Bureaucratic and patrimonial theories of organized crime tend to miss the history and mobility of crime groups integrating into and organizing with legitimate society. The network property of multiplexity–when more than one type of relationship exists between a pair of actors–offers a theoretical and empirical in-road to analyzing overlapping relationships of seemingly disparate social spheres. Using the historical case of organized crime in Chicago and a unique relational database coded from more than 5,000 pages of archival documents, we map the web of multiplex relationships among bootleggers, politicians, union members, businessmen, families, and friends. We analyze the overlap of criminal, personal, and legitimate networks containing 1,030 individuals and 3,726 mutual dyads between them. Multiplexity was rare in these data as only 10 percent of the mutual dyads contained multiplex ties. However, results from bivariate exponential random graph models demonstrate that multiplexity was a relevant structural property binding the three networks together. Even among our sample of criminals, we find dependencies between the criminal and personal networks and the criminal and legitimate networks. Though not pervasive, multiplexity glued these worlds of organized crime together above and beyond the personalities of famous gangsters, ethnic homophily, and other endogenous network processes.
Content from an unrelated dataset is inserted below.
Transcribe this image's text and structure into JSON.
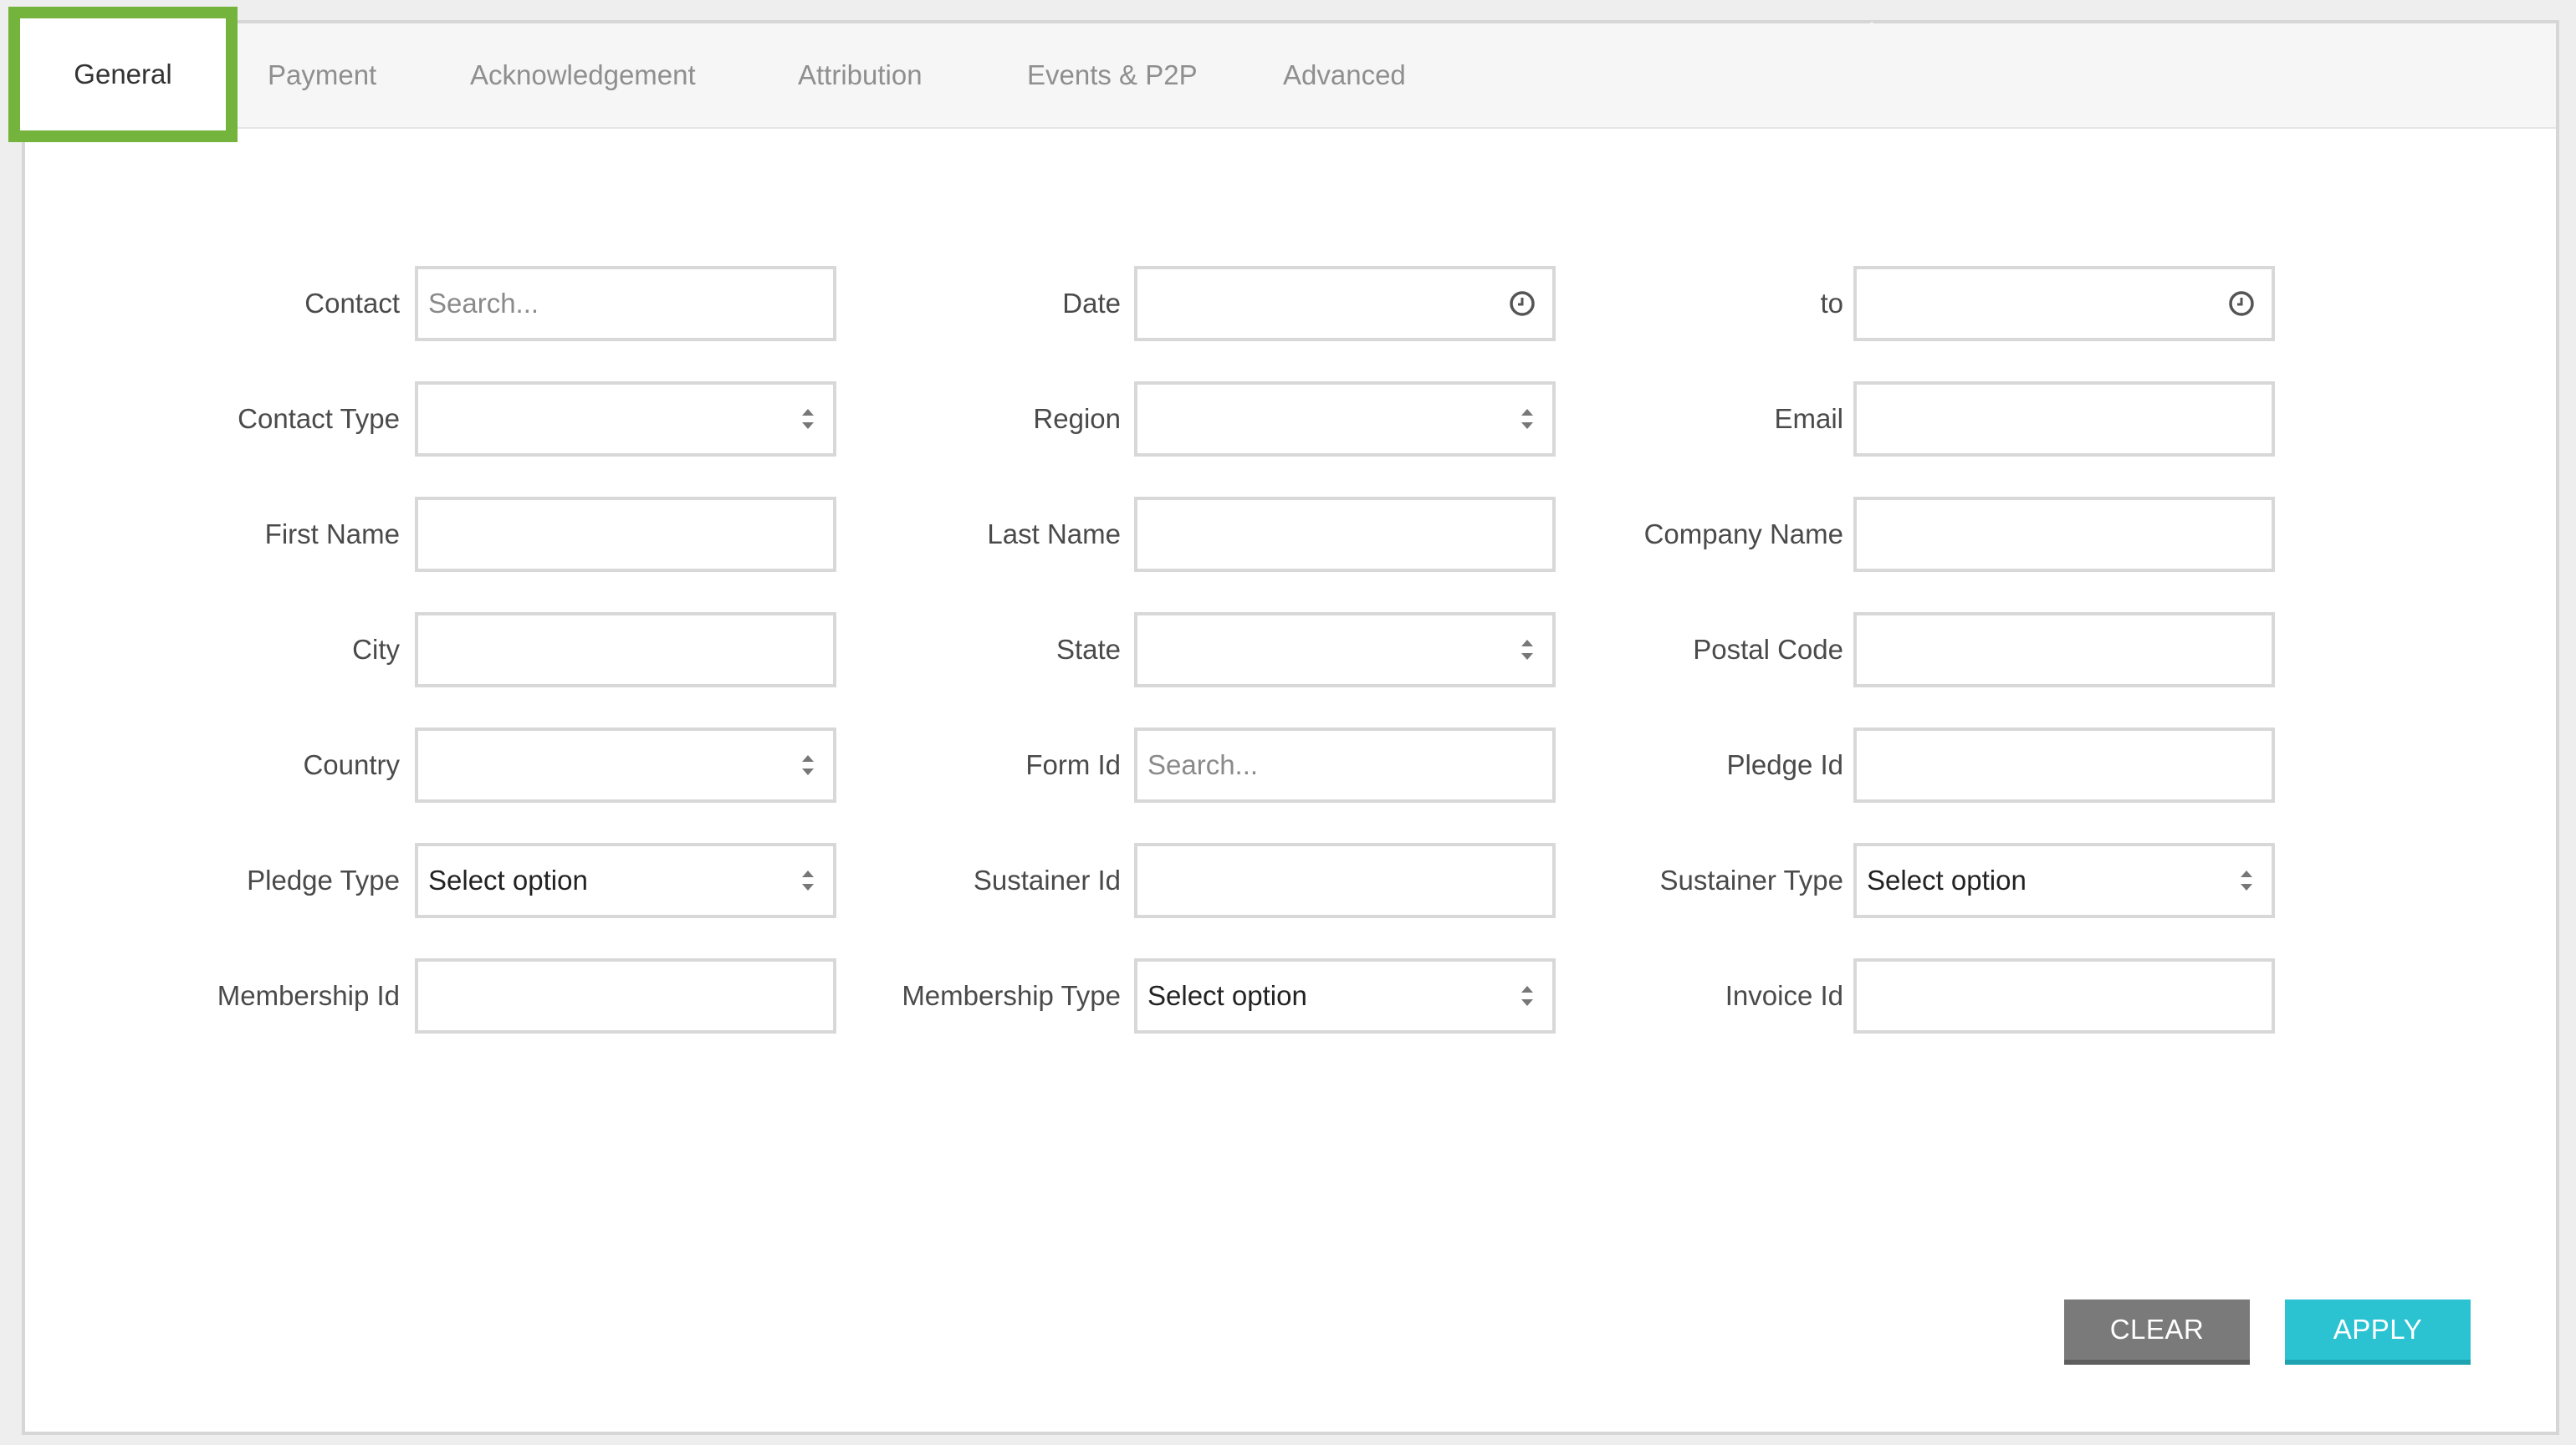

An early sole-authored version of this paper received 2nd place in the Gene Carte Student Paper Award from the American Society of Criminology in 2013.
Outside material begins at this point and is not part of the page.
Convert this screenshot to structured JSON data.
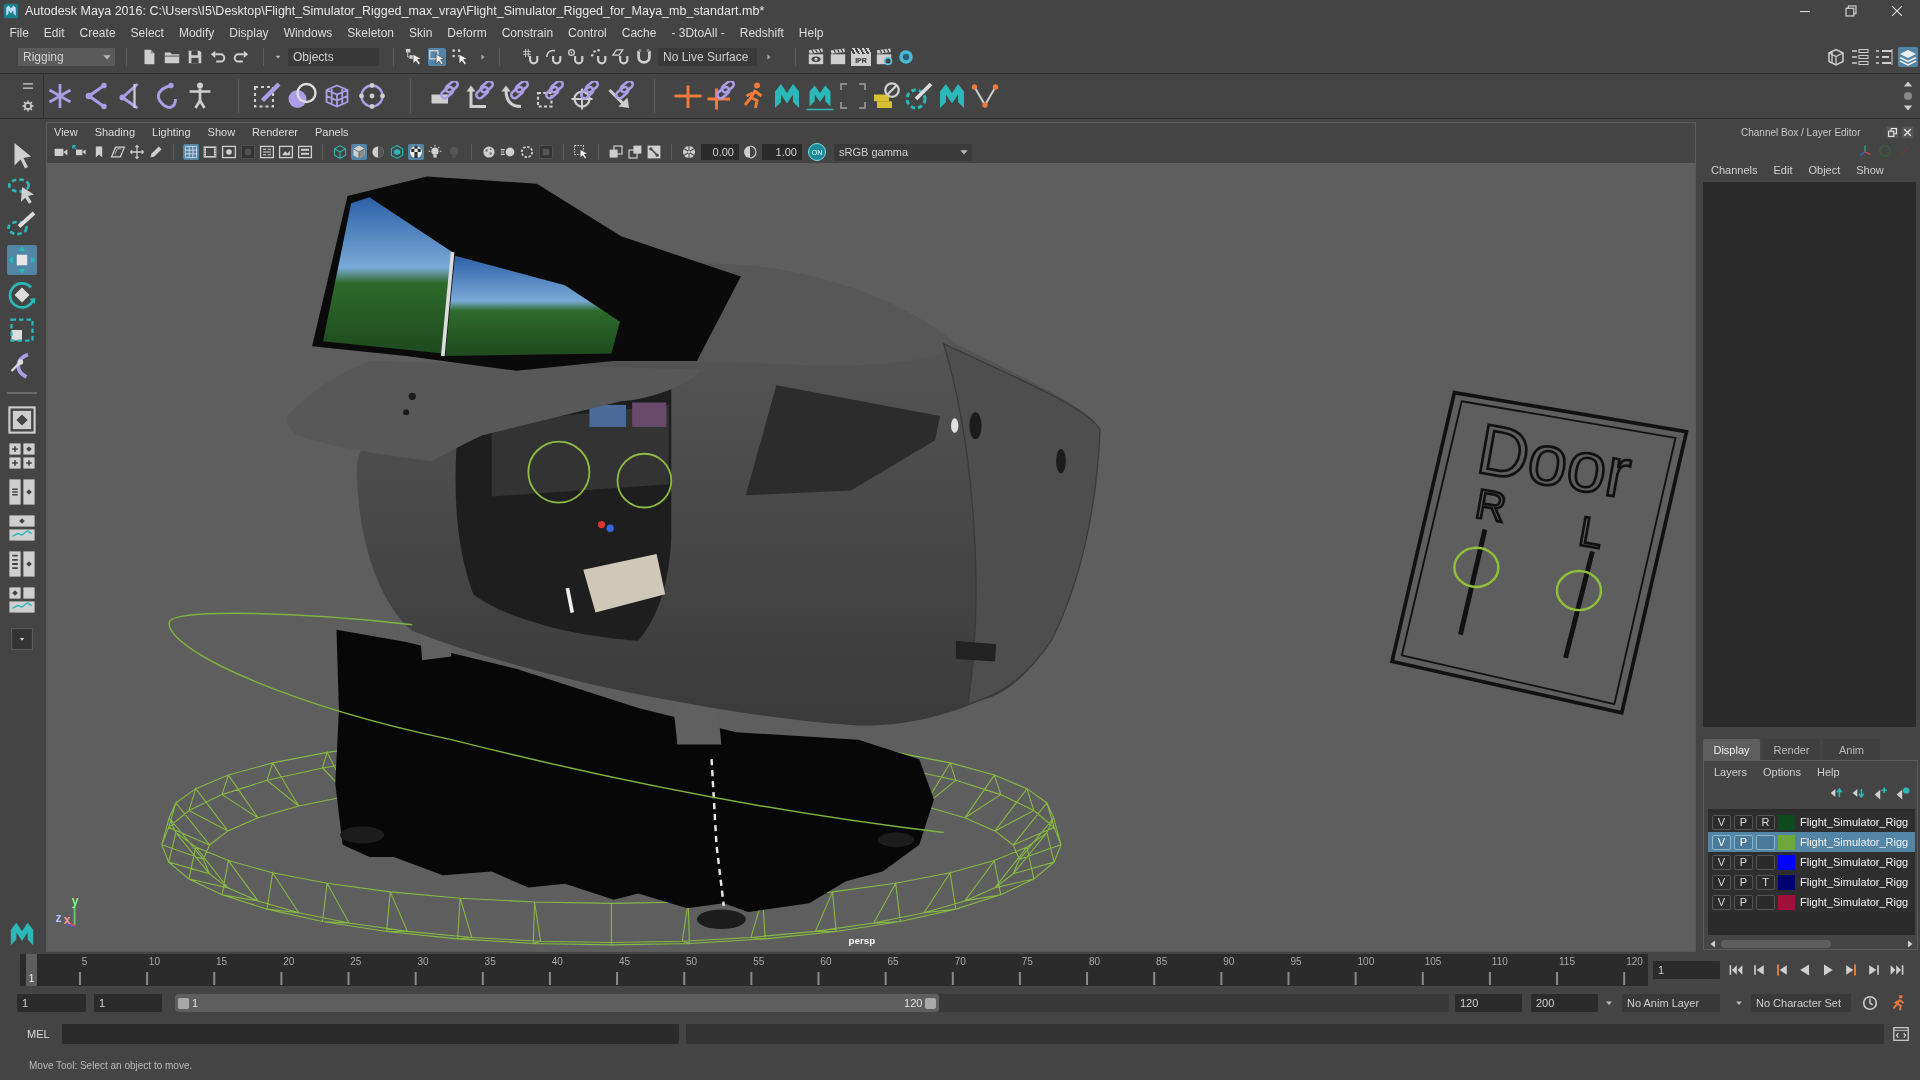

Papachristos, Andrew V., and Chris M. Smith. 2014. “The Embedded and Multiplex Nature of Al Capone.” Pp. 97-115 in Crime and Networks, edited by C. Morselli. New York: Routledge.
Al Capone’s organized crime syndicate of Prohibition era Chicago continues to fascinate the general public as well as scholars. Historical research tends to focus on Capone’s criminal organization as a group or a hierarchy. This study challenges a group-bounded approach to organized crime by analyzing the criminal, personal, and legitimate worlds surrounding organized crime individuals. At the empirical heart of this study is a unique relational database created by coding more than 3,000 pages of primary documents pertaining to early 1900s organized crime. Employing the tools of social network analysis, Papachristos and Smith find that Prohibition era organized crime comprised multiple networks overlapping through the properties of embeddedness and multiplexity. This multiple network approach reveals the ways in which crime spills into and intersects with legitimate social institutions.
Piquette, Jenny C., Chris M. Smith, and Andrew V. Papachristos. 2014. “Social Network Analysis of Urban Street Gangs.” Pp. 4981-91 in Encyclopedia of Criminology and Criminal Justice, edited by G. Bruinsma and D. Weisburd. New York: Springer.
This entry synthesizes the current state of network-related research on street gangs around the themes of network structure, network action, and network location. At their core, street gangs are social networks created by the coming together, socializing, and interacting of individuals in particular times and in particular places. The employment of social network analysis has the potential to examine patterns of interaction among gang members and gangs, illuminate structural variation across gangs, and measure the influence of gang networks on individual action. This entry includes an overview of social network analysis, suggestions and directions for future gang network research, a discussion of limitations, and a vision for how a social network approach to gangs might inform theory, research, and practice.